Most people who have moved into a new apartment have had the same experience: whatever broadband provider everyone else in the building has, you have it. This type of entrapment may become less common if a new proposal from the FCC is adopted, preventing revenue sharing between suppliers and building owners and opening the door to competitors.
It is largely because of the cost of wiring a building that an address tends to be served by a single broadband provider. And while the investments should pay off to some degree, ISPs have found ways to maintain domains across entire neighborhoods.

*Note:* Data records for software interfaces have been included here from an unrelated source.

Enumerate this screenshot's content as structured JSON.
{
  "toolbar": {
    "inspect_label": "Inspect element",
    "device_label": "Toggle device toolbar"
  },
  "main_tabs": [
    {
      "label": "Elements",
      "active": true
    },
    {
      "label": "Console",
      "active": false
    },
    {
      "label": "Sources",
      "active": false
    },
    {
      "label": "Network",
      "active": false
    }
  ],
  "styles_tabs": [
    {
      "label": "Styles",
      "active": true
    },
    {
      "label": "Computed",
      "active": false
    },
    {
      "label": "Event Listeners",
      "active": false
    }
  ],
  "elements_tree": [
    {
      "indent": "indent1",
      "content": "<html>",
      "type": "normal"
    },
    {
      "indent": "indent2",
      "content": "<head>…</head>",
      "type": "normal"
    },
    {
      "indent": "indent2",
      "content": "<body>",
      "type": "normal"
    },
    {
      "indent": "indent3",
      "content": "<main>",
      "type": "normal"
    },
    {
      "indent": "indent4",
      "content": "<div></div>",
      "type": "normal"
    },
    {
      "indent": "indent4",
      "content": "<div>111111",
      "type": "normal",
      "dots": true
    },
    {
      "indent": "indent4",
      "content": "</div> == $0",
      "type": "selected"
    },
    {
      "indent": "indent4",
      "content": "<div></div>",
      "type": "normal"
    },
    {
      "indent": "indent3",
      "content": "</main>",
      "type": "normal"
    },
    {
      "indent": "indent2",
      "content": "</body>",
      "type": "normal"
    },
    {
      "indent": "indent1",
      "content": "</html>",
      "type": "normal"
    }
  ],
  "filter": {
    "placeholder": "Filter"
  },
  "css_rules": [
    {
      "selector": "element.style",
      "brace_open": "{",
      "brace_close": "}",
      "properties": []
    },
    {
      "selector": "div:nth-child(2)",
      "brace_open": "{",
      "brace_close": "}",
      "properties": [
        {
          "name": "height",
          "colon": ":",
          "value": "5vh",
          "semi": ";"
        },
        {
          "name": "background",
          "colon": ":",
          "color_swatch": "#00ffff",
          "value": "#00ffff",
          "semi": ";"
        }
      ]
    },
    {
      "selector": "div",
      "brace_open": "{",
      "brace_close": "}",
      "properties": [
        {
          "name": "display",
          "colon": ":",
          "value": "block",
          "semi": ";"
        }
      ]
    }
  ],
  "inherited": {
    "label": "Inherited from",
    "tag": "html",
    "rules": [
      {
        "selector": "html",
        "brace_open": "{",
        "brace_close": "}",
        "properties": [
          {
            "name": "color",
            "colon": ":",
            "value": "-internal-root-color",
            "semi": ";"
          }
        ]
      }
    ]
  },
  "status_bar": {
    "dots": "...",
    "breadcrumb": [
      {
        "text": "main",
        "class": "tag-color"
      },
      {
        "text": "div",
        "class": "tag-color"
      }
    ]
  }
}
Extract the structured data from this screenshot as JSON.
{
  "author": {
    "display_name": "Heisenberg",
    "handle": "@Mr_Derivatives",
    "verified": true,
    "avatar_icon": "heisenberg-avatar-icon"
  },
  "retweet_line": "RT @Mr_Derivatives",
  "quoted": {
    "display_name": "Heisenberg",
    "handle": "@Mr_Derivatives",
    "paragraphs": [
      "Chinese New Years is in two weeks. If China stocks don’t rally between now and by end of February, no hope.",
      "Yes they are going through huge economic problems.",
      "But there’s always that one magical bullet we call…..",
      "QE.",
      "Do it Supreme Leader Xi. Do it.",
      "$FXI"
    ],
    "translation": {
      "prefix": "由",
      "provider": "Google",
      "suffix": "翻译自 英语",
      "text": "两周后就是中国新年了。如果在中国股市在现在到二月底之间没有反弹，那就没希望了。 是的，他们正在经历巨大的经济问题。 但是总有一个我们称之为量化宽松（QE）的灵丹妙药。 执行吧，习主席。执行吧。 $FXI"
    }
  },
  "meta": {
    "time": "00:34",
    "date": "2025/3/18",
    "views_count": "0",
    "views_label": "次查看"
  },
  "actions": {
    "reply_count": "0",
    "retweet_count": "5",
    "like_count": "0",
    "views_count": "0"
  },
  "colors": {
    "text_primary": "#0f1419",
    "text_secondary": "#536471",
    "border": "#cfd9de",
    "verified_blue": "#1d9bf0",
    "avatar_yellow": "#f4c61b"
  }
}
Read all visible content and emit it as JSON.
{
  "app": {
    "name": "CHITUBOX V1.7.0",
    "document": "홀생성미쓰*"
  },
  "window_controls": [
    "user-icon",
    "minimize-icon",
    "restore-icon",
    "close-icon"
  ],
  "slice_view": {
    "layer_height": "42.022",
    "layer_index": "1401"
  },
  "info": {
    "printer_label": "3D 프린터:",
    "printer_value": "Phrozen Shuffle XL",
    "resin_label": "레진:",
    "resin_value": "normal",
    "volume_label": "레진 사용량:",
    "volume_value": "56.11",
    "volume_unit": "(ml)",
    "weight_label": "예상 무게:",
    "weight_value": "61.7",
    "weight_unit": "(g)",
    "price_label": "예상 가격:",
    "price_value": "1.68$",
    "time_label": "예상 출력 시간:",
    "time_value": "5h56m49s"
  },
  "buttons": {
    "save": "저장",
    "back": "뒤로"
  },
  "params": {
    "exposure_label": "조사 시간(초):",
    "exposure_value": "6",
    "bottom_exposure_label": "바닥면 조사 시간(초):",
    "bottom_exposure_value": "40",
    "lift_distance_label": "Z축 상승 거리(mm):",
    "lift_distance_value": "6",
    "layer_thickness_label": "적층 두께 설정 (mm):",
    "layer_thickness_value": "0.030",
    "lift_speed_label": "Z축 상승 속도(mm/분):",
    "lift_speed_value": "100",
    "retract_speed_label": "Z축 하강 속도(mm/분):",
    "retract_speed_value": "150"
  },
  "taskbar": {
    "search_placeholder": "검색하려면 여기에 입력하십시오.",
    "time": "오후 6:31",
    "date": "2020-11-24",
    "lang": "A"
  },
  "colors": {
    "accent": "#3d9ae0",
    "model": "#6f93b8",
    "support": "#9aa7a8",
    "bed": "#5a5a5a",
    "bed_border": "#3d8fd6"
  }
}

Sometimes they are (technically) honest, like a deal with a large apartment complex where the building management takes kickbacks. And sometimes it’s loopholes in existing rules, where an ISP arranges things in a way that would be prohibitively expensive for a competitor to share the infrastructure.
The new proposal, released internally today by FCC Chairman Jessica Rosenworcel but summarized in a statement, would prevent or mitigate some of these dirty tricks. It would ban revenue-sharing agreements altogether, require other agreements (such as marketing) to be disclosed to tenants, and close loopholes that allow wiring to be effectively exclusive when it is intended to be rented or shared.
“With more than a third of the US population living in apartments, trailer parks, condominiums and public housing, it’s time to crack down on practices that block broadband competition and consumer choice,” Rosenworcel said. “Consumers deserve access to a variety of vendors in their buildings. I look forward to my colleagues joining me in removing obstacles to competitive broadband choice for millions of tenants across the country.”
The Commission has recently started to look into the matter, opening a comment period and investigating the evidence – not surprisingly, they found “a pattern of new practices that inhibit competition, run counter to the Commission’s objectives, and limit opportunities for competitive providers to offer services to tenants of apartments, condominiums and office units”.
Rosenworcel’s current proposal is the result of that – not a sweeping new rule, but a bit of troubleshooting aimed squarely at bad faith activities commonly carried out by ISPs. The proposal will be made public sometime before the FCC vote – and even if it were tomorrow, there would likely be a considerable grace period before any of these obscure arrangements were revised. So if you expect to switch providers soon somewhere where you have no choice… keep waiting. But maybe next year.